“Its incredible to know that despite the precarious situation concerning climate change, pollution and the extinction crisis only 3% of global philanthropy is targeted to nature and the environment, over 25% is given to religion. Lets not even start to think about what percentage of Global GDP is related to security!” This bold rewilding initiative is widely misunderstood. The Mail ran an early article on the scheme under the headline ‘Howling Mad’. Some people have expressed fear of wildstock losses or worse an attack on children imagining wild packs of wolves on the prowl. However, Lister’s enthusiasm is infectious and he guffaws at doubters. Using slightly more colourful language he boomed: “if we can put men on the moon I think we can keep some animals inside a fence!” Lister maintains a large-scale game reserve will be good for the land, good for the economy and the best possible legacy for future generations but there remain a series of legal hurdles to be overcome before any wild species can be imported. For example, the giant enclosure of wild animals may interfere with Scottish right-to-roam legislation.
It is about time we worked out we share this planet with other species… we can’t survive on this planet alone.
Ultimately, it may be the economic arguments that persuade Scottish lawmakers to evolve their ambitions for the land. Since wolves were reintroduced into Yellowstone National Park wolf-related tourism has been calculated to bring in an extra $35.5 million annually to the surrounding local economies of Wyoming, Idaho and Montana. Ecologically, the impacts are profound and unexpected, a fascinating recent study showed how wolves affect the shape of rivers through their influence on deer populations and distribution.The legal and cultural objections to rewilding may point to the underlying human prejudices that drive ecological breakdown. Industrialisation and development have often pitted humans against nature and since the scientific revolution notions of progress often seem bound to extraction from, and dominance over, the natural world.Paul Lister invites us to think differently about the land, not to accept it as it is but imagine how it could be. The success of post-industrial civilisation may lie in establishing a new relationship with the natural world that is not solely extractive and that leaves room for wildness. As Paul points out “it is about time we worked out we share this planet with other species… we can’t survive on this planet alone”.

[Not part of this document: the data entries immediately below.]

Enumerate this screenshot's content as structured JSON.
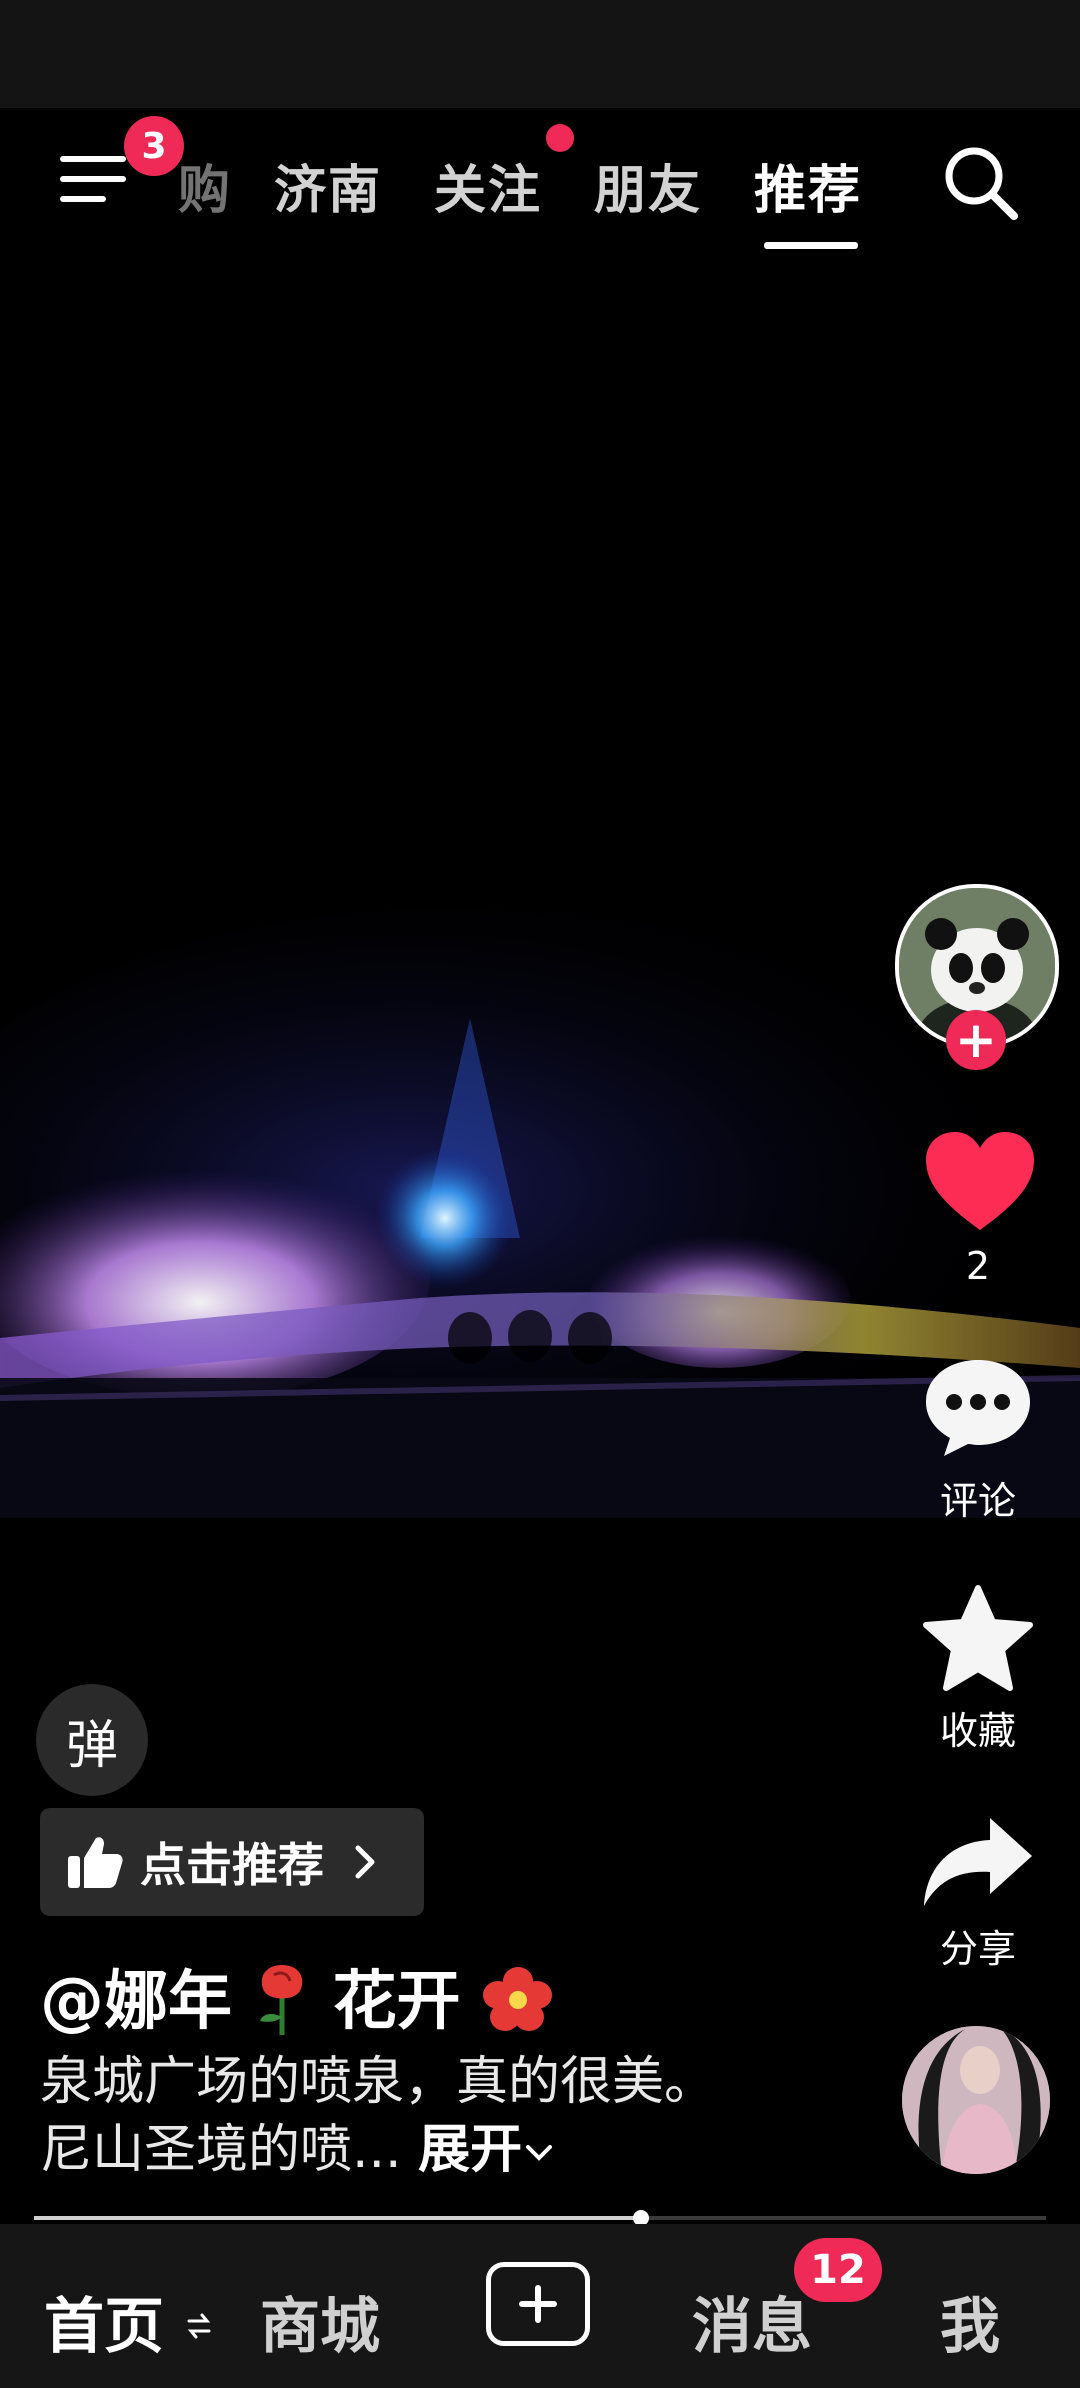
{
  "top_nav": {
    "menu_badge": "3",
    "tabs": [
      "购",
      "济南",
      "关注",
      "朋友",
      "推荐"
    ]
  },
  "video": {
    "like_count": "2",
    "comment_label": "评论",
    "favorite_label": "收藏",
    "share_label": "分享",
    "danmu_label": "弹",
    "recommend_label": "点击推荐",
    "author_prefix": "@娜年",
    "author_suffix": "花开",
    "description": "泉城广场的喷泉，真的很美。尼山圣境的喷...",
    "expand_label": "展开",
    "progress": 0.6
  },
  "bottom_nav": {
    "home": "首页",
    "mall": "商城",
    "messages": "消息",
    "messages_badge": "12",
    "me": "我"
  },
  "colors": {
    "accent": "#f02a57",
    "background": "#000000"
  }
}
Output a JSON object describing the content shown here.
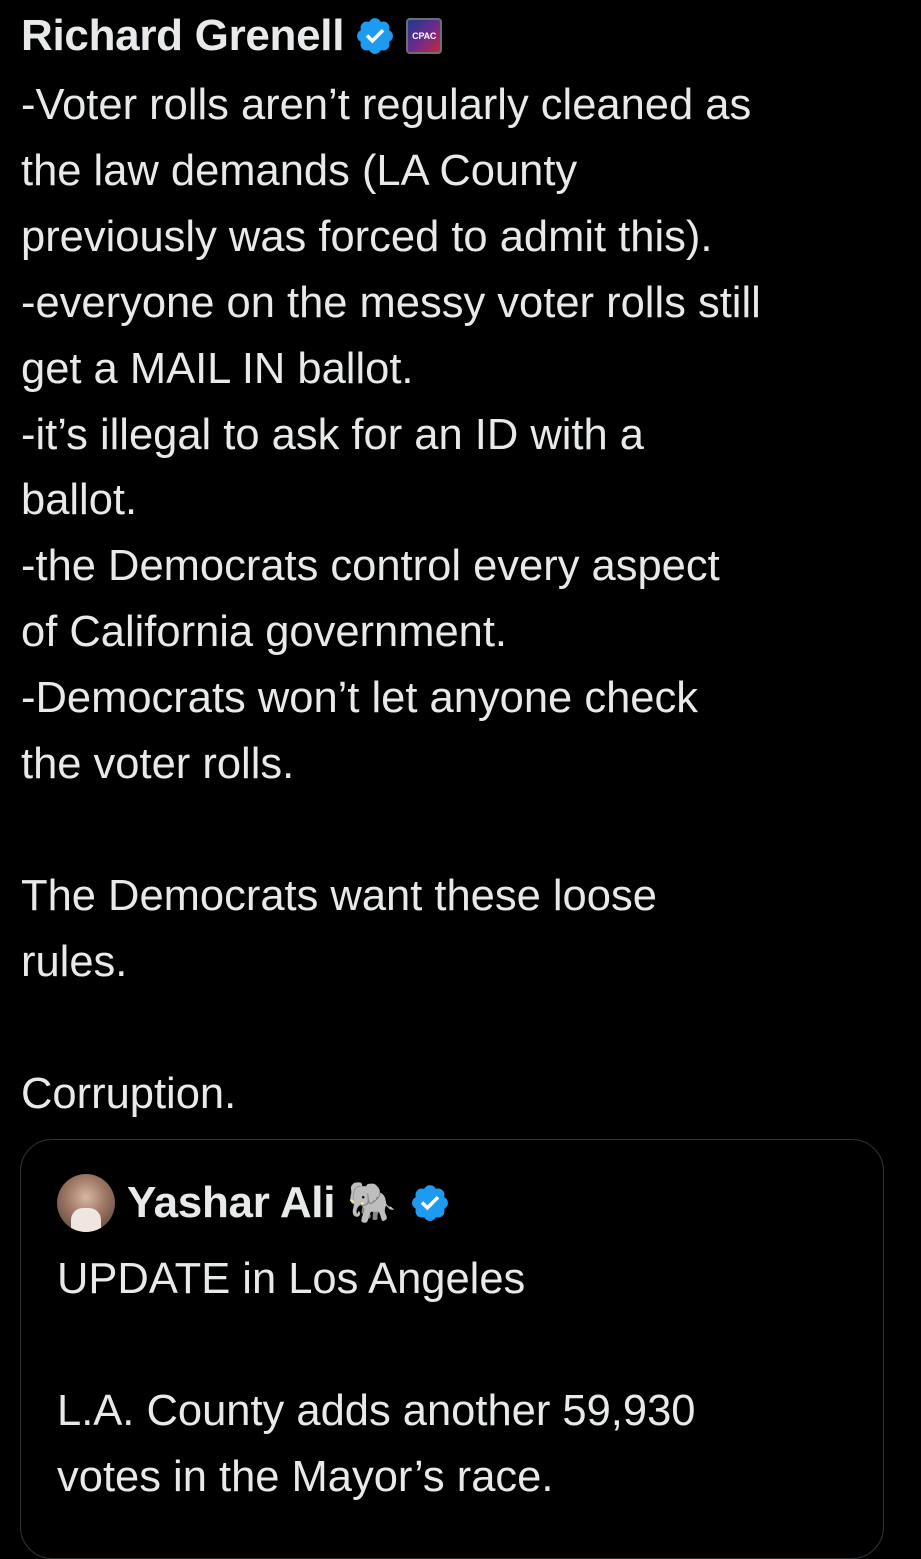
{
  "tweet": {
    "author_name": "Richard Grenell",
    "verified_icon": "verified-badge-icon",
    "affiliation_label": "CPAC",
    "lines": [
      "-Voter rolls aren’t regularly cleaned as",
      "the law demands (LA County",
      "previously was forced to admit this).",
      "-everyone on the messy voter rolls still",
      "get a MAIL IN ballot.",
      "-it’s illegal to ask for an ID with a",
      "ballot.",
      "-the Democrats control every aspect",
      "of California government.",
      "-Democrats won’t let anyone check",
      "the voter rolls.",
      "",
      "The Democrats want these loose",
      "rules.",
      "",
      "Corruption."
    ]
  },
  "quote": {
    "author_name": "Yashar Ali",
    "name_emoji": "🐘",
    "verified_icon": "verified-badge-icon",
    "lines": [
      "UPDATE in Los Angeles",
      "",
      "L.A. County adds another 59,930",
      "votes in the Mayor’s race."
    ]
  },
  "colors": {
    "background": "#000000",
    "text": "#e7e9ea",
    "verified_blue": "#1d9bf0",
    "card_border": "#2f3336"
  }
}
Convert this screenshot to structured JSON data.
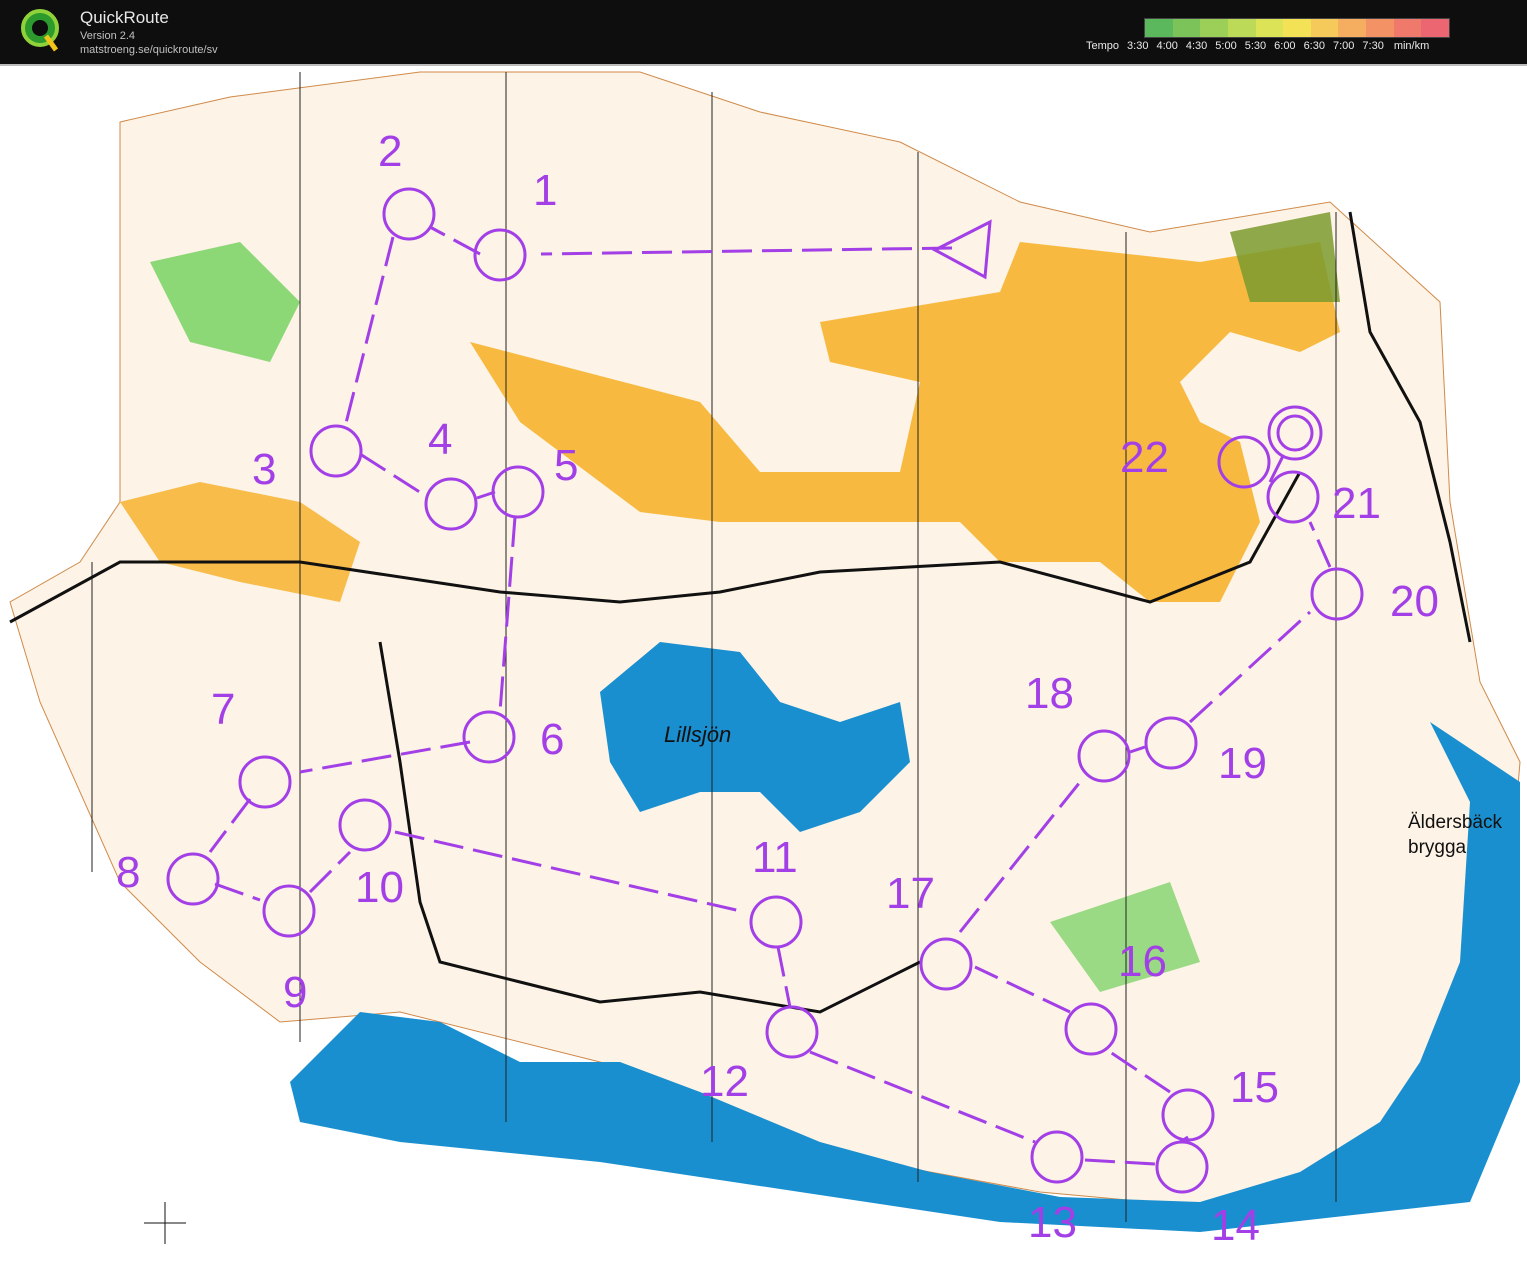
{
  "app": {
    "name": "QuickRoute",
    "version": "Version 2.4",
    "url": "matstroeng.se/quickroute/sv",
    "logo_letter": "Q"
  },
  "legend": {
    "prefix": "Tempo",
    "ticks": [
      "3:30",
      "4:00",
      "4:30",
      "5:00",
      "5:30",
      "6:00",
      "6:30",
      "7:00",
      "7:30"
    ],
    "unit": "min/km",
    "colors": [
      "#5cb85c",
      "#7cc45a",
      "#9ccf58",
      "#bcd957",
      "#dce356",
      "#f3e255",
      "#f5c95a",
      "#f5ad5f",
      "#f29265",
      "#ef7a6c",
      "#ec6672"
    ]
  },
  "map": {
    "lake_name": "Lillsjön",
    "place_name_line1": "Äldersbäck",
    "place_name_line2": "brygga",
    "course_color": "#a33fe6",
    "water_color": "#1a8fcf",
    "open_land_color": "#f6b22e",
    "forest_green_color": "#6fcf5a",
    "controls": [
      "1",
      "2",
      "3",
      "4",
      "5",
      "6",
      "7",
      "8",
      "9",
      "10",
      "11",
      "12",
      "13",
      "14",
      "15",
      "16",
      "17",
      "18",
      "19",
      "20",
      "21",
      "22"
    ]
  }
}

Whether you want to go and stalk deer (helping reduce the population), fish for brown trout, mountain bike or hike, Alladale Wilderness Reserve is open for business. Additionally, guests are able to see the fascinating first phase of one of the world’s most exciting and ambitious rewilding projects in action. Seeing the emergence of a complex ecosystem carefully nurtured by these charismatic custodians is deeply inspiring. It also offers us hope. If this taste of wildness is contagious we might see other lands rehabilitated which could become a major part of responding to environmental challenges. Our children could also benefit from greater opportunities to interact with other species. The thrill of seeing a wild bear might soon be coming to these shores.
A stay at Alladale Wilderness Reserve starts at £1,200 per night, based on exclusive use for 12 – 14 guests, minimum three night stay.